Also, I had extra space so I threw in the footprint of a voltage divider per analog input pin since that is a very common circuit. Just add your own resistors, and you are all set!
Comparison with Rainbowduino
Let me start by saying that I don't have a Rainbowduino, so this is all conjecture from reading the specs. It seems to me that it was mostly focused on driving an RGB 8x8 LED matrix display. In fact you can even plug a matrix directly into it. I was more interested in driving individually placed LEDs for art projects. While LED matrices are cool and have their uses in signage, frankly, if I wanted a big screen I'd just buy a flat screen TV! But whatever floats your boat. :-)
Of course, you can always use a LED matrix electrical connection, but not have the LEDs in a grid, but it is trickier to do that wiring... additionally you can use the Lightuino to "sink" the columns of an matrix (70 columns instead of just 24!)... but you would need to power the rows with some other circuitry. So again, its trickier :-).
Additionally, the Rainbowduino does not seem to be Arduino shield compatible. This seemed to me to be a major drawback as it does not take advantage of the vast community of shields out there that can add so many cool features to a project!
The ATMEGA 168 is pretty limited in RAM, as I found when working with the normal Arduino, so I moved up to the 328 with double the RAM.
I opted for 2 chips that can drive 70 constant currents outputs at 20mA, the Rainbowduino allows you to drive fewer outputs (24) at higher capacity (120mA).

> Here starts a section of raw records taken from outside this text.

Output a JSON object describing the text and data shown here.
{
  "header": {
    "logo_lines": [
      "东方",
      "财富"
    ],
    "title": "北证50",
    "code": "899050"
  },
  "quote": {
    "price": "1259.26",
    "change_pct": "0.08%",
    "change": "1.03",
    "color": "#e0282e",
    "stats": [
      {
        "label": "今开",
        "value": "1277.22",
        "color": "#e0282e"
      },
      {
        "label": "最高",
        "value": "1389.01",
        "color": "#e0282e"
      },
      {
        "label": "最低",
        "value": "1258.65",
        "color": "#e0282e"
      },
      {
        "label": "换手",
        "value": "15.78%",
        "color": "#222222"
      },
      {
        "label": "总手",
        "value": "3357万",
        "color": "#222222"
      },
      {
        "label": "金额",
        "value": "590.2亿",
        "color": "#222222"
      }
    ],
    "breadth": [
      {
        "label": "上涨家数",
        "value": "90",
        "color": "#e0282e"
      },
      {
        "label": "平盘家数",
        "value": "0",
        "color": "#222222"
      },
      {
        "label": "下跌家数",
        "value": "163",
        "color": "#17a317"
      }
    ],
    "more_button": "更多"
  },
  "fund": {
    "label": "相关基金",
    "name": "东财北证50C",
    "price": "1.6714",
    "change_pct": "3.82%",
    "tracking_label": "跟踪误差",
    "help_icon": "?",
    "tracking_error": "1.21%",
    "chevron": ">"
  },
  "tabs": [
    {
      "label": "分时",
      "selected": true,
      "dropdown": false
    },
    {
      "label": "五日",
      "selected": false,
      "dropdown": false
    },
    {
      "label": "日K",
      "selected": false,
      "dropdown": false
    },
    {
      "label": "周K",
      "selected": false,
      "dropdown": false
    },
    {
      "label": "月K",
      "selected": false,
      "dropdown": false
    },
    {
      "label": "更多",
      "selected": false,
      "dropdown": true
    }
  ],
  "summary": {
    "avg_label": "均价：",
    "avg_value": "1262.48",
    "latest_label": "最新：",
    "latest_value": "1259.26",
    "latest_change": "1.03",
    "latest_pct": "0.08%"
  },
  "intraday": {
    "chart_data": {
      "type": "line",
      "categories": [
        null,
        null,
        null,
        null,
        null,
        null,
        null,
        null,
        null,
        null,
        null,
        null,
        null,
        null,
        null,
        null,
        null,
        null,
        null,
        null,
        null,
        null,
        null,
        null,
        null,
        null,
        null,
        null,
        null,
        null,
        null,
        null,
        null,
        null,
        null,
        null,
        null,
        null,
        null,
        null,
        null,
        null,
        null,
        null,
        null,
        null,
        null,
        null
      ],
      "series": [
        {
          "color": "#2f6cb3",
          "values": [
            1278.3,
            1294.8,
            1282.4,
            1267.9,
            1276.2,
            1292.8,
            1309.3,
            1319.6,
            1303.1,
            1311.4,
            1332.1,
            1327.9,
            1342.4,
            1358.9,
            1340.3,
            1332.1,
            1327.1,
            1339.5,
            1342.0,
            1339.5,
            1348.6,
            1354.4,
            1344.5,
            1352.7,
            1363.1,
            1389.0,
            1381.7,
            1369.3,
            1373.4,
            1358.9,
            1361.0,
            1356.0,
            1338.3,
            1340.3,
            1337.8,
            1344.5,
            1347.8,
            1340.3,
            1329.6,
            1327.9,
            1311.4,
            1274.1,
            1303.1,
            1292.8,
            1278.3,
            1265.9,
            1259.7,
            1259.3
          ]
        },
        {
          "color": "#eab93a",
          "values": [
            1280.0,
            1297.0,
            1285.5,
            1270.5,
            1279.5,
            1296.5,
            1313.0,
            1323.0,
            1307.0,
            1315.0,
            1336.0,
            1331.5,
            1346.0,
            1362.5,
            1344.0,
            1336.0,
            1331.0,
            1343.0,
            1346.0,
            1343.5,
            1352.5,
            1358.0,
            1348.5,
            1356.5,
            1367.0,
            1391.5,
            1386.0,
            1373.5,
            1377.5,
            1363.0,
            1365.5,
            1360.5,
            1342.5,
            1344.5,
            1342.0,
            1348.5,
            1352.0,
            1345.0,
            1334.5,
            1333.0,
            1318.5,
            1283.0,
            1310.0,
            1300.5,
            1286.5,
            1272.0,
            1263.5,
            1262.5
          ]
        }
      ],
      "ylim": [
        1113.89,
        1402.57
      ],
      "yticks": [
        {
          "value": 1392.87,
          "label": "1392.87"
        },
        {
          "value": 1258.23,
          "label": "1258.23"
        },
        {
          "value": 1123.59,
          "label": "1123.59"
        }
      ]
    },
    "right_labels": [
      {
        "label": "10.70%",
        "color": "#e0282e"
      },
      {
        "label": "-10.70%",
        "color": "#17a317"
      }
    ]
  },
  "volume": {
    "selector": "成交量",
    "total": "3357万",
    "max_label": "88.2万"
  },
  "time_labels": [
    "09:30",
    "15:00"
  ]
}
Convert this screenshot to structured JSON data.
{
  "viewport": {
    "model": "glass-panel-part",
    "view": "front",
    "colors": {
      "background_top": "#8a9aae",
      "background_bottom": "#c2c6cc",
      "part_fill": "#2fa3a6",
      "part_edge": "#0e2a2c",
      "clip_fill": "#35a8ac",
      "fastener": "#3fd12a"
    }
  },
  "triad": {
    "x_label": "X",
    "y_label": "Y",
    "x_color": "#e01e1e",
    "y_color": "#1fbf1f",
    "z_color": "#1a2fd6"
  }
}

I wanted to experiment with POV art (i.e. a light strip that forms an image floating in space when your eyes flick by it, or spinning a strip to form in image in a circle) and to do that you need precise control of when the LEDs are ON vs OFF. In other words, a separate PWM chip won't work. However, this means that the Lightuino has to drive PWM in software, just like what the Arduino's PWM pins do. At very low PWM levels (say 10 on out of 256 counts) you can perceive the LED blinking (and of course more Arduino processor time is used). Therefore, you end up with another tradeoff, precise control over the blinking of each LED verses faster blink rates (note, I'm just assuming the Rainbowduino has an external PWM, but I haven't verified that).